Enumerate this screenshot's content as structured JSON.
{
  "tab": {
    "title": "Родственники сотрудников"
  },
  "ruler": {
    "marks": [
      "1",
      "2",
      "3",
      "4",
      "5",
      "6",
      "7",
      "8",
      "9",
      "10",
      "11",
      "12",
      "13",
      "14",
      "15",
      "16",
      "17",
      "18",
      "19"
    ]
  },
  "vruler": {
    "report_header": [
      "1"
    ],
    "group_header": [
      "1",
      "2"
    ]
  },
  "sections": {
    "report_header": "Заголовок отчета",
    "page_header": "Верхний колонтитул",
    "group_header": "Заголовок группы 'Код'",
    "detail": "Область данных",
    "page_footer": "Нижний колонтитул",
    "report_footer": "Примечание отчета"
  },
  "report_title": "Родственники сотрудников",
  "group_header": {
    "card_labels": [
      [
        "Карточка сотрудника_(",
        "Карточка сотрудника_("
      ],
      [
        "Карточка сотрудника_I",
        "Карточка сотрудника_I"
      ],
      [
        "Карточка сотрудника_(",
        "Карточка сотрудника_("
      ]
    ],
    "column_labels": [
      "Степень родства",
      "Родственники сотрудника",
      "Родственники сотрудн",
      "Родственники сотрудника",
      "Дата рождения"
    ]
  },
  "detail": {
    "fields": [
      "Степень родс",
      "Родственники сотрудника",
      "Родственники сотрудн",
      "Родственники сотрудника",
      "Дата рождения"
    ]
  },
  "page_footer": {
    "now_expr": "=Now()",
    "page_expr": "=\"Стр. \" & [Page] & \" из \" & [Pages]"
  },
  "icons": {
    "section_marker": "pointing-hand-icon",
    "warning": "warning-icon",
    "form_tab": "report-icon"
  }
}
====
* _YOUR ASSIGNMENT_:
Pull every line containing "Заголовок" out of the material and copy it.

* _OUTPUT FOR THIS TASK_:
    "report_header": "Заголовок отчета",
    "group_header": "Заголовок группы 'Код'",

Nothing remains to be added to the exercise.